** What to work on **
For each line in the data below that has the word "placeholder", copy that line.

Exercise data: Begin

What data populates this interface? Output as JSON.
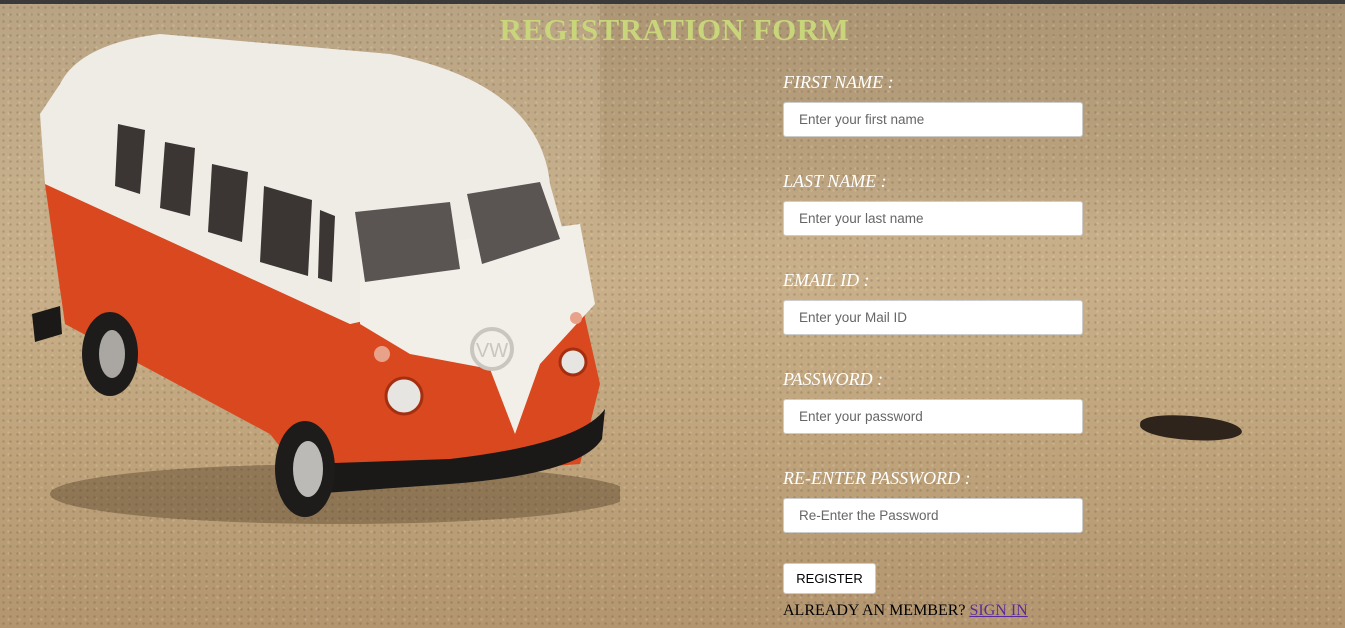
{
  "page": {
    "title": "REGISTRATION FORM"
  },
  "form": {
    "fields": [
      {
        "label": "FIRST NAME :",
        "placeholder": "Enter your first name"
      },
      {
        "label": "LAST NAME :",
        "placeholder": "Enter your last name"
      },
      {
        "label": "EMAIL ID :",
        "placeholder": "Enter your Mail ID"
      },
      {
        "label": "PASSWORD :",
        "placeholder": "Enter your password"
      },
      {
        "label": "RE-ENTER PASSWORD :",
        "placeholder": "Re-Enter the Password"
      }
    ],
    "register_label": "REGISTER",
    "footer_text": "ALREADY AN MEMBER? ",
    "sign_in_label": "SIGN IN"
  },
  "colors": {
    "title": "#c9d57a",
    "labels": "#ffffff",
    "link": "#5a2a9a"
  },
  "background": {
    "image": "toy-van-on-sand"
  }
}
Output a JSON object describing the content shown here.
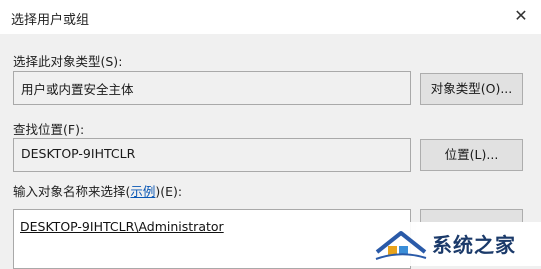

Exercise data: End

** Task response **
        "placeholder": "Enter your first name"
        "placeholder": "Enter your last name"
        "placeholder": "Enter your Mail ID"
        "placeholder": "Enter your password"
        "placeholder": "Re-Enter the Password"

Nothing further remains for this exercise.